A recent research study has shown one subset of the population that does not seem as vulnerable to developing clinical depression: African-American women living in rural areas. African-American women living in rural areas were at lower risk of depression and other mood disorders, compared to African-American women in larger cities, researchers report. Non-Hispanic white women were at an increased risk for mental health problems when they lived rurally, compared to white women in urban areas.
Addie Weaver at the University of Michigan in Ann Arbor, the study’s lead author, says that they expected to see similar rates of depression in women across the board in rural areas, since those who live in the country typically have less access to healthcare, are more likely to be isolated, have low health literacy, or be impoverished. These underserved subsets of the population are not studied as much in general, which is another problem that Weaver hopes to alleviate.
“I actually thought we might see higher rates of depression among women of both races. It was a concern of mine that we know so little about African Americans living in rural areas and people living in rural areas in general.”
The researchers used survey data collected between 2001 and 2003 from about 1,800 women in the southern U.S., about 81 percent of whom were African American in a retrospective study. Black women in rural areas had a depression rate of four percent, compared to black women in cities, whose depression rate was more than three times that much — fourteen percent.
Weaver said that culture and religion may be reasons that black women suffer from less depression in rural areas, but warned that there was still much to learn — the reasons behind the data at this point are just speculation.
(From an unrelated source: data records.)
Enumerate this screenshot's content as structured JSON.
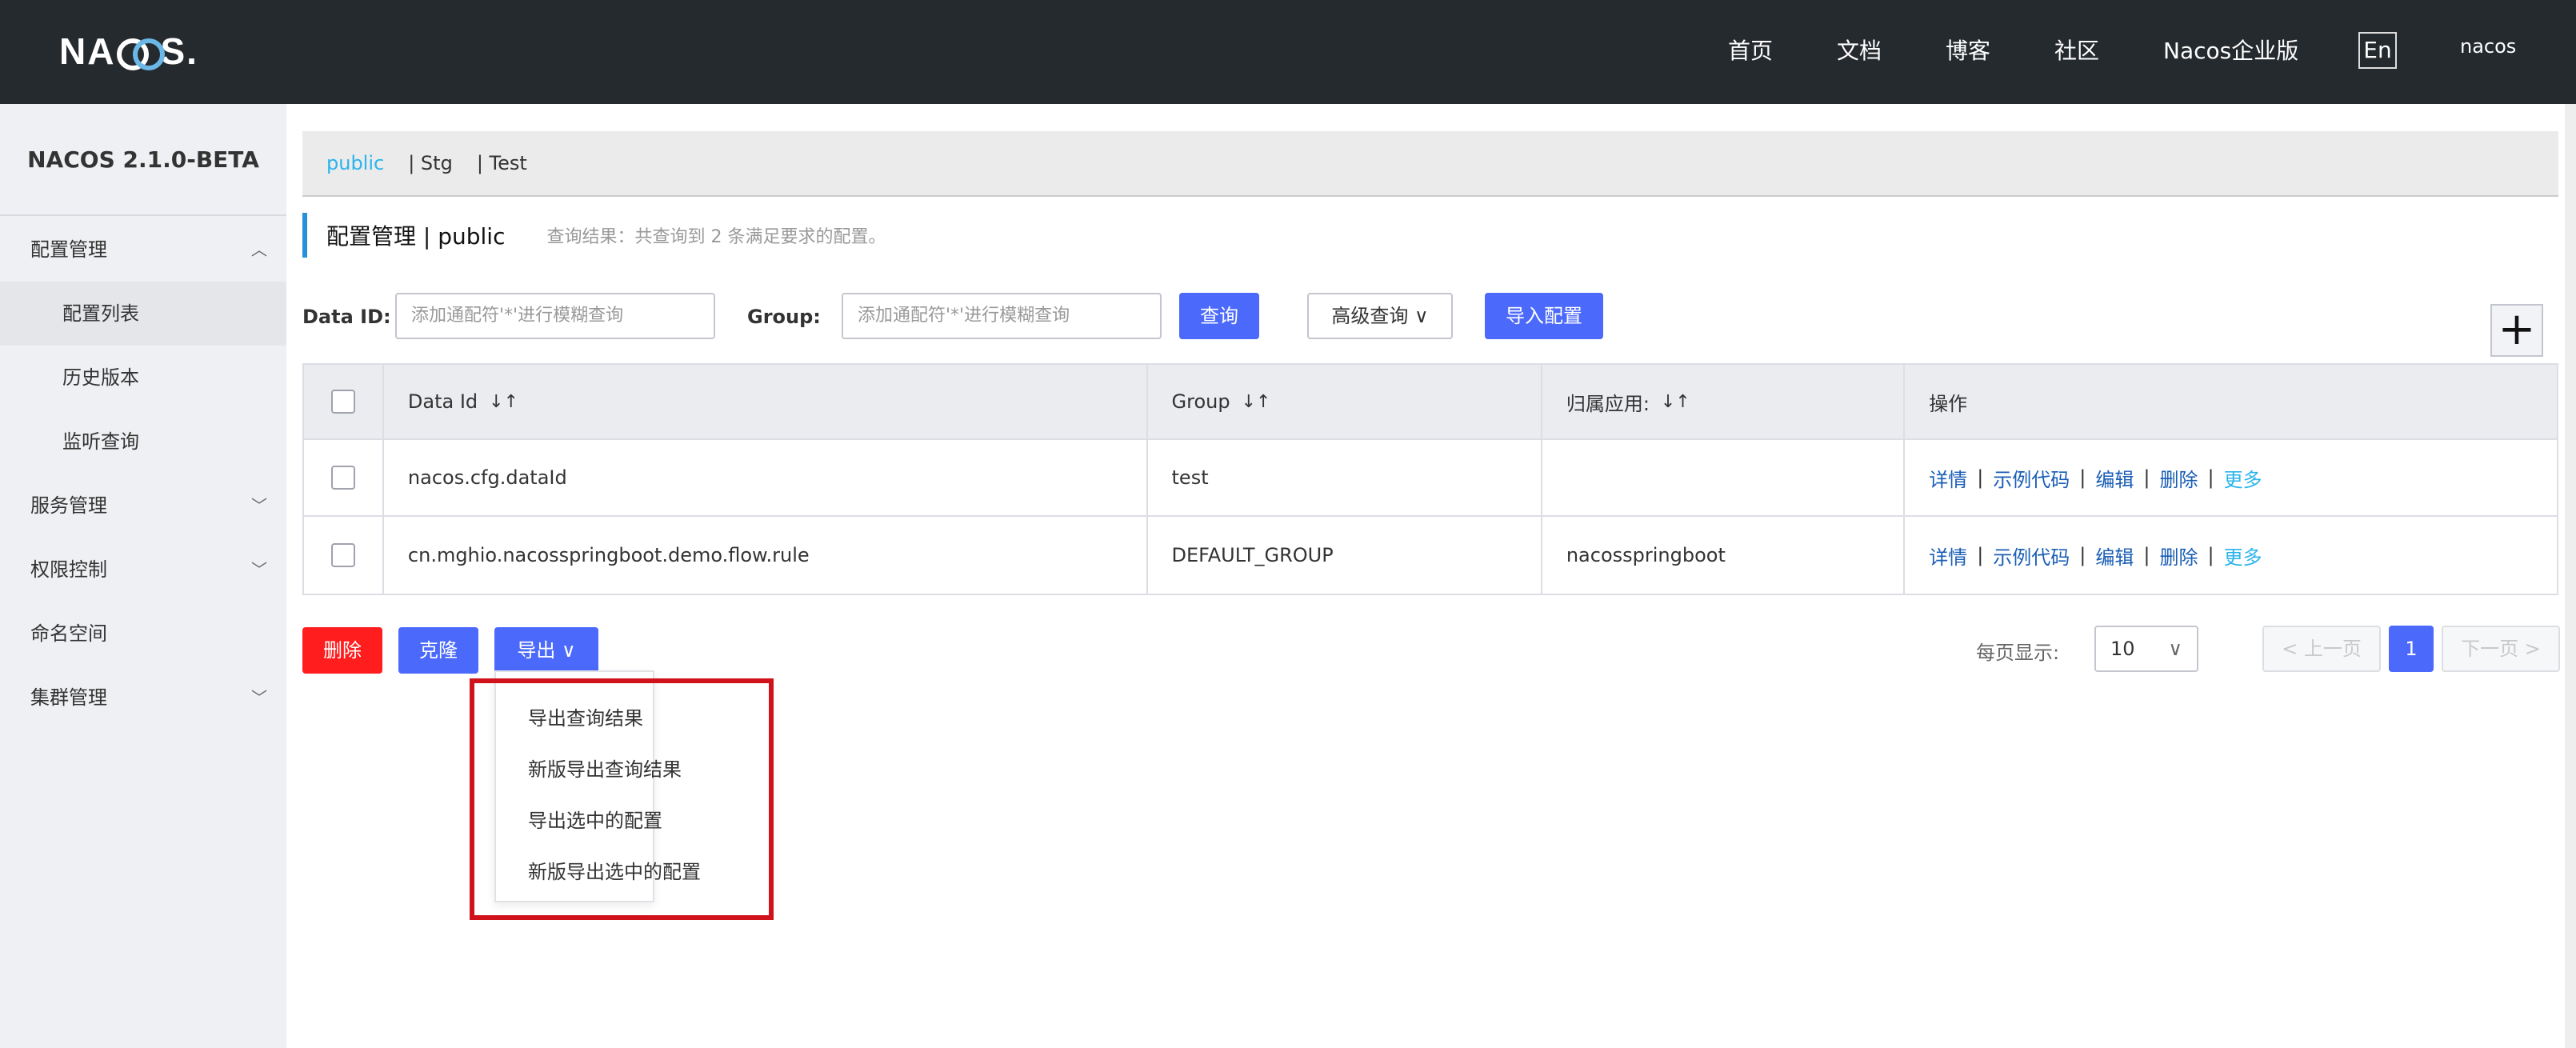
{
  "brand": {
    "logo": "NACOS."
  },
  "topnav": {
    "items": [
      "首页",
      "文档",
      "博客",
      "社区",
      "Nacos企业版"
    ],
    "lang": "En",
    "user": "nacos"
  },
  "sidebar": {
    "title": "NACOS 2.1.0-BETA",
    "items": [
      {
        "label": "配置管理",
        "expanded": true
      },
      {
        "label": "配置列表"
      },
      {
        "label": "历史版本"
      },
      {
        "label": "监听查询"
      },
      {
        "label": "服务管理"
      },
      {
        "label": "权限控制"
      },
      {
        "label": "命名空间"
      },
      {
        "label": "集群管理"
      }
    ]
  },
  "namespaces": [
    "public",
    "| Stg",
    "| Test"
  ],
  "page": {
    "title": "配置管理  |  public",
    "result_hint": "查询结果：共查询到 2 条满足要求的配置。"
  },
  "search": {
    "dataid_label": "Data ID:",
    "dataid_placeholder": "添加通配符'*'进行模糊查询",
    "group_label": "Group:",
    "group_placeholder": "添加通配符'*'进行模糊查询",
    "query_btn": "查询",
    "advanced_btn": "高级查询",
    "import_btn": "导入配置",
    "add_btn": "+"
  },
  "table": {
    "headers": [
      "Data Id",
      "Group",
      "归属应用:",
      "操作"
    ],
    "rows": [
      {
        "data_id": "nacos.cfg.dataId",
        "group": "test",
        "app": ""
      },
      {
        "data_id": "cn.mghio.nacosspringboot.demo.flow.rule",
        "group": "DEFAULT_GROUP",
        "app": "nacosspringboot"
      }
    ],
    "ops": {
      "detail": "详情",
      "sample": "示例代码",
      "edit": "编辑",
      "delete": "删除",
      "more": "更多"
    }
  },
  "actions": {
    "delete": "删除",
    "clone": "克隆",
    "export": "导出"
  },
  "pagination": {
    "page_size_label": "每页显示:",
    "page_size": "10",
    "prev": "上一页",
    "current": "1",
    "next": "下一页"
  },
  "export_menu": [
    "导出查询结果",
    "新版导出查询结果",
    "导出选中的配置",
    "新版导出选中的配置"
  ],
  "colors": {
    "primary": "#4b69fa",
    "danger": "#ff1d1d",
    "link": "#1a5eb5",
    "accent": "#2bb4ed",
    "highlight": "#d0121b"
  }
}
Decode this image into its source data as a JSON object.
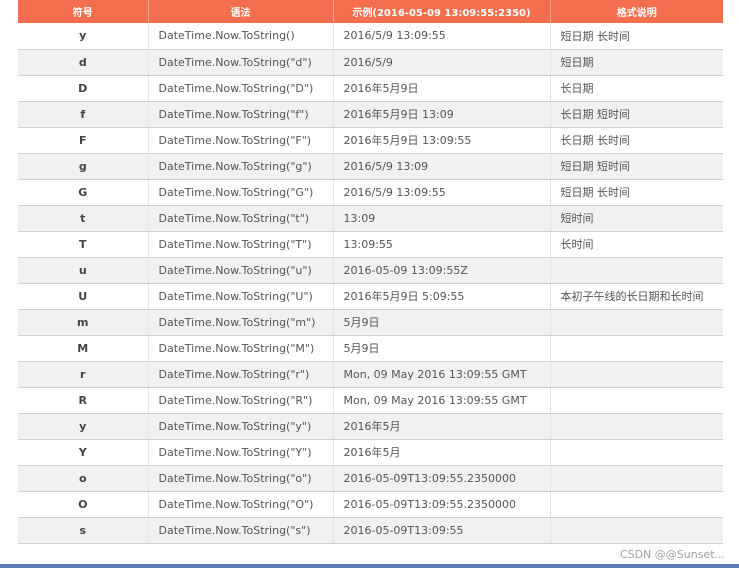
{
  "header": {
    "symbol": "符号",
    "syntax": "语法",
    "example": "示例(2016-05-09 13:09:55:2350)",
    "format": "格式说明"
  },
  "rows": [
    {
      "symbol": "y",
      "syntax": "DateTime.Now.ToString()",
      "example": "2016/5/9 13:09:55",
      "format": "短日期 长时间"
    },
    {
      "symbol": "d",
      "syntax": "DateTime.Now.ToString(\"d\")",
      "example": "2016/5/9",
      "format": "短日期"
    },
    {
      "symbol": "D",
      "syntax": "DateTime.Now.ToString(\"D\")",
      "example": "2016年5月9日",
      "format": "长日期"
    },
    {
      "symbol": "f",
      "syntax": "DateTime.Now.ToString(\"f\")",
      "example": "2016年5月9日 13:09",
      "format": "长日期 短时间"
    },
    {
      "symbol": "F",
      "syntax": "DateTime.Now.ToString(\"F\")",
      "example": "2016年5月9日 13:09:55",
      "format": "长日期 长时间"
    },
    {
      "symbol": "g",
      "syntax": "DateTime.Now.ToString(\"g\")",
      "example": "2016/5/9 13:09",
      "format": "短日期 短时间"
    },
    {
      "symbol": "G",
      "syntax": "DateTime.Now.ToString(\"G\")",
      "example": "2016/5/9 13:09:55",
      "format": "短日期 长时间"
    },
    {
      "symbol": "t",
      "syntax": "DateTime.Now.ToString(\"t\")",
      "example": "13:09",
      "format": "短时间"
    },
    {
      "symbol": "T",
      "syntax": "DateTime.Now.ToString(\"T\")",
      "example": "13:09:55",
      "format": "长时间"
    },
    {
      "symbol": "u",
      "syntax": "DateTime.Now.ToString(\"u\")",
      "example": "2016-05-09 13:09:55Z",
      "format": ""
    },
    {
      "symbol": "U",
      "syntax": "DateTime.Now.ToString(\"U\")",
      "example": "2016年5月9日 5:09:55",
      "format": "本初子午线的长日期和长时间"
    },
    {
      "symbol": "m",
      "syntax": "DateTime.Now.ToString(\"m\")",
      "example": "5月9日",
      "format": ""
    },
    {
      "symbol": "M",
      "syntax": "DateTime.Now.ToString(\"M\")",
      "example": "5月9日",
      "format": ""
    },
    {
      "symbol": "r",
      "syntax": "DateTime.Now.ToString(\"r\")",
      "example": "Mon, 09 May 2016 13:09:55 GMT",
      "format": ""
    },
    {
      "symbol": "R",
      "syntax": "DateTime.Now.ToString(\"R\")",
      "example": "Mon, 09 May 2016 13:09:55 GMT",
      "format": ""
    },
    {
      "symbol": "y",
      "syntax": "DateTime.Now.ToString(\"y\")",
      "example": "2016年5月",
      "format": ""
    },
    {
      "symbol": "Y",
      "syntax": "DateTime.Now.ToString(\"Y\")",
      "example": "2016年5月",
      "format": ""
    },
    {
      "symbol": "o",
      "syntax": "DateTime.Now.ToString(\"o\")",
      "example": "2016-05-09T13:09:55.2350000",
      "format": ""
    },
    {
      "symbol": "O",
      "syntax": "DateTime.Now.ToString(\"O\")",
      "example": "2016-05-09T13:09:55.2350000",
      "format": ""
    },
    {
      "symbol": "s",
      "syntax": "DateTime.Now.ToString(\"s\")",
      "example": "2016-05-09T13:09:55",
      "format": ""
    }
  ],
  "watermark": "CSDN @@Sunset...",
  "colors": {
    "header_bg": "#f26e4c",
    "row_alt_bg": "#f1f1f1",
    "bottom_bar": "#5b7fb5"
  }
}
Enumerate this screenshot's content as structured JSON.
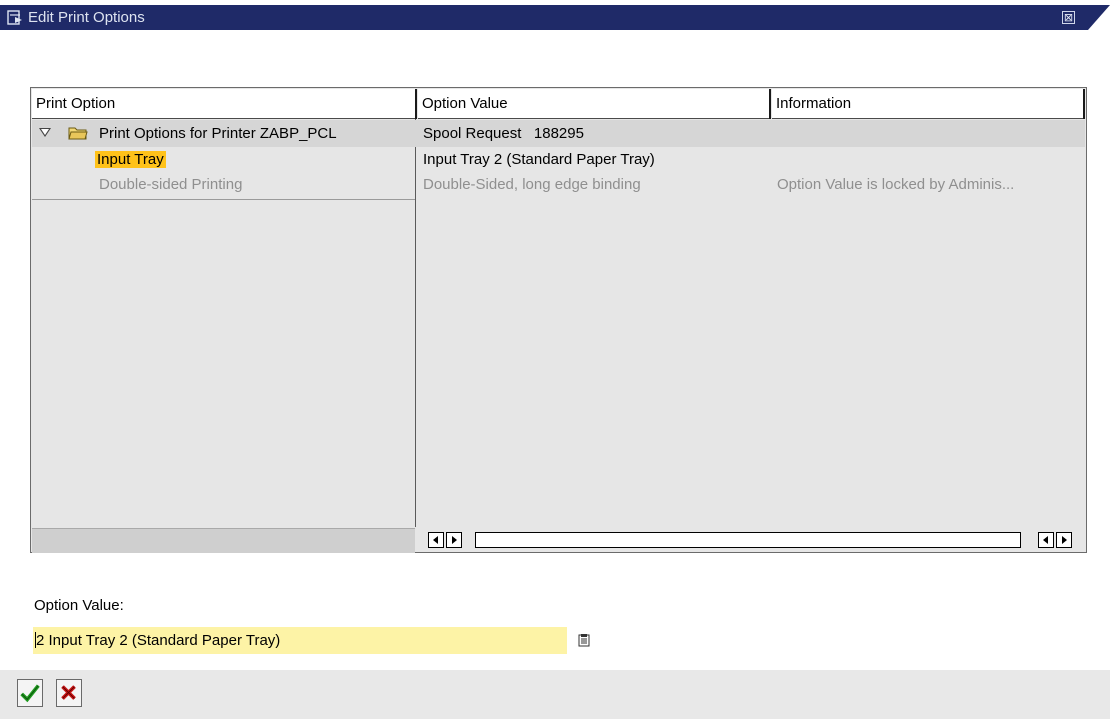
{
  "window": {
    "title": "Edit Print Options",
    "close_glyph": "⊠"
  },
  "tree": {
    "columns": [
      "Print Option",
      "Option Value",
      "Information"
    ],
    "rows": [
      {
        "option": "Print Options for Printer ZABP_PCL",
        "value": "Spool Request   188295",
        "info": "",
        "expanded": true,
        "icon": "folder-open-icon"
      },
      {
        "option": "Input Tray",
        "value": "Input Tray 2 (Standard Paper Tray)",
        "info": "",
        "selected": true
      },
      {
        "option": "Double-sided Printing",
        "value": "Double-Sided, long edge binding",
        "info": "Option Value is locked by Adminis...",
        "disabled": true
      }
    ]
  },
  "option_value": {
    "label": "Option Value:",
    "value": "2 Input Tray 2 (Standard Paper Tray)",
    "value_rest": " Input Tray 2 (Standard Paper Tray)",
    "first_char": "2"
  },
  "buttons": {
    "confirm": "checkmark-icon",
    "cancel": "cancel-x-icon"
  },
  "colors": {
    "title_bar": "#1f2a68",
    "highlight": "#ffc21a",
    "input_bg": "#fdf3a6",
    "confirm_green": "#1e9a1e",
    "cancel_red": "#c81414"
  }
}
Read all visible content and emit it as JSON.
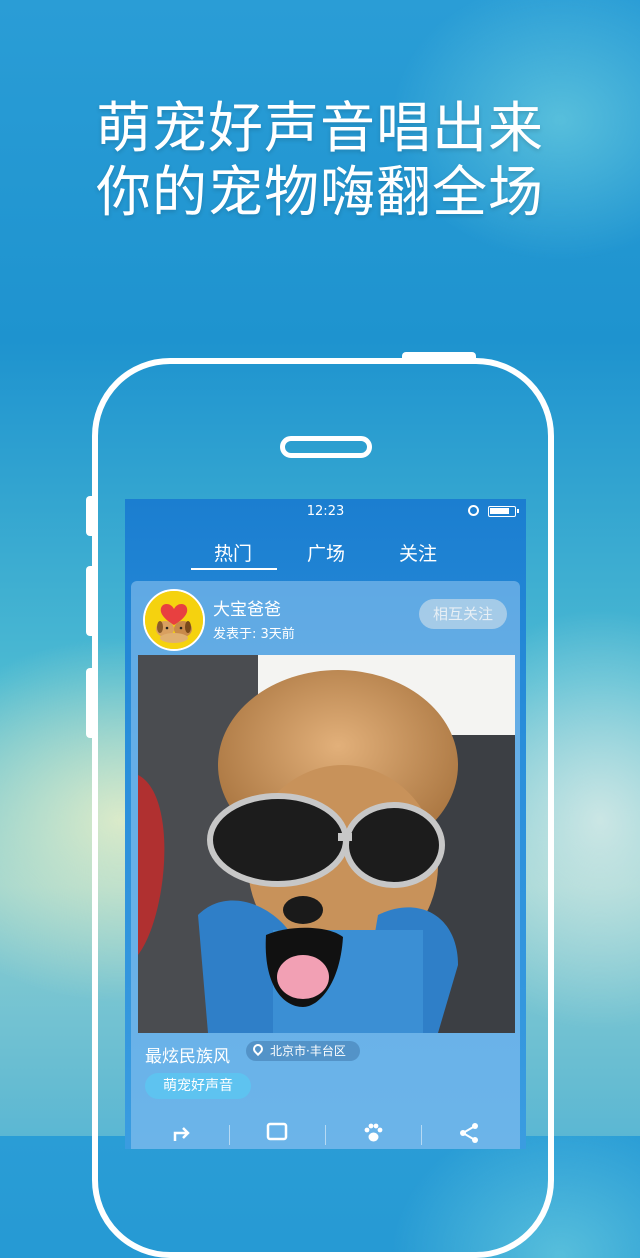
{
  "headline": {
    "line1": "萌宠好声音唱出来",
    "line2": "你的宠物嗨翻全场"
  },
  "status_bar": {
    "time": "12:23"
  },
  "tabs": [
    {
      "label": "热门",
      "active": true
    },
    {
      "label": "广场",
      "active": false
    },
    {
      "label": "关注",
      "active": false
    }
  ],
  "post": {
    "user_name": "大宝爸爸",
    "post_time": "发表于: 3天前",
    "follow_label": "相互关注",
    "song_title": "最炫民族风",
    "location": "北京市·丰台区",
    "tag": "萌宠好声音"
  },
  "actions": [
    "share-forward-icon",
    "comment-icon",
    "paw-icon",
    "share-icon"
  ],
  "colors": {
    "accent": "#5ec3f0",
    "screen_bg": "#2a8fdb"
  }
}
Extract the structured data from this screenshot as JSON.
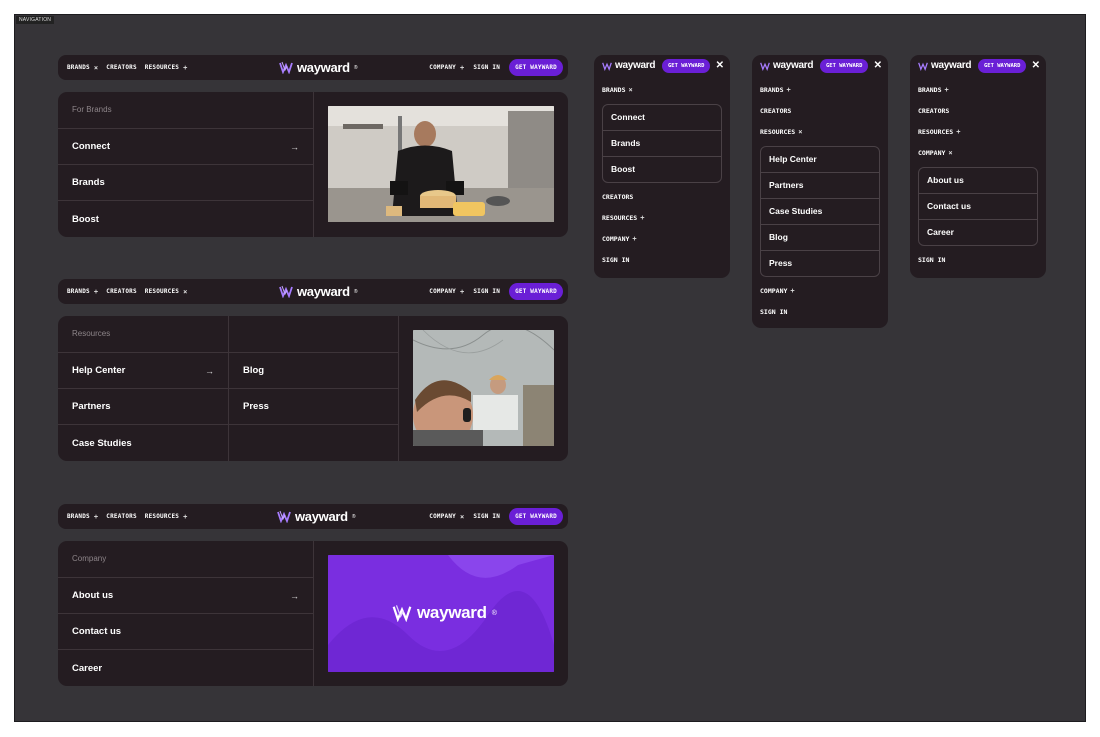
{
  "frame_label": "NAVIGATION",
  "brand": {
    "name": "wayward",
    "mark": "®",
    "accent": "#6a1fd6"
  },
  "nav": {
    "brands": "BRANDS",
    "creators": "CREATORS",
    "resources": "RESOURCES",
    "company": "COMPANY",
    "sign_in": "SIGN IN",
    "cta": "GET WAYWARD",
    "plus": "+",
    "close": "×"
  },
  "brands_panel": {
    "heading": "For Brands",
    "items": [
      "Connect",
      "Brands",
      "Boost"
    ],
    "arrow": "→",
    "photo_icon": "chef-cutting-cheese-photo"
  },
  "resources_panel": {
    "heading": "Resources",
    "col1": [
      "Help Center",
      "Partners",
      "Case Studies"
    ],
    "col2": [
      "Blog",
      "Press"
    ],
    "arrow": "→",
    "photo_icon": "support-agent-headset-photo"
  },
  "company_panel": {
    "heading": "Company",
    "items": [
      "About us",
      "Contact us",
      "Career"
    ],
    "arrow": "→"
  },
  "mobile": {
    "close": "✕",
    "brands_sub": [
      "Connect",
      "Brands",
      "Boost"
    ],
    "resources_sub": [
      "Help Center",
      "Partners",
      "Case Studies",
      "Blog",
      "Press"
    ],
    "company_sub": [
      "About us",
      "Contact us",
      "Career"
    ]
  }
}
“What was particularly interesting to us is that rural residence seems to emerge as a protective factor for rural African-American women. Of course there is a need of further research exploring this. We’re just speculating on some ideas at this point.”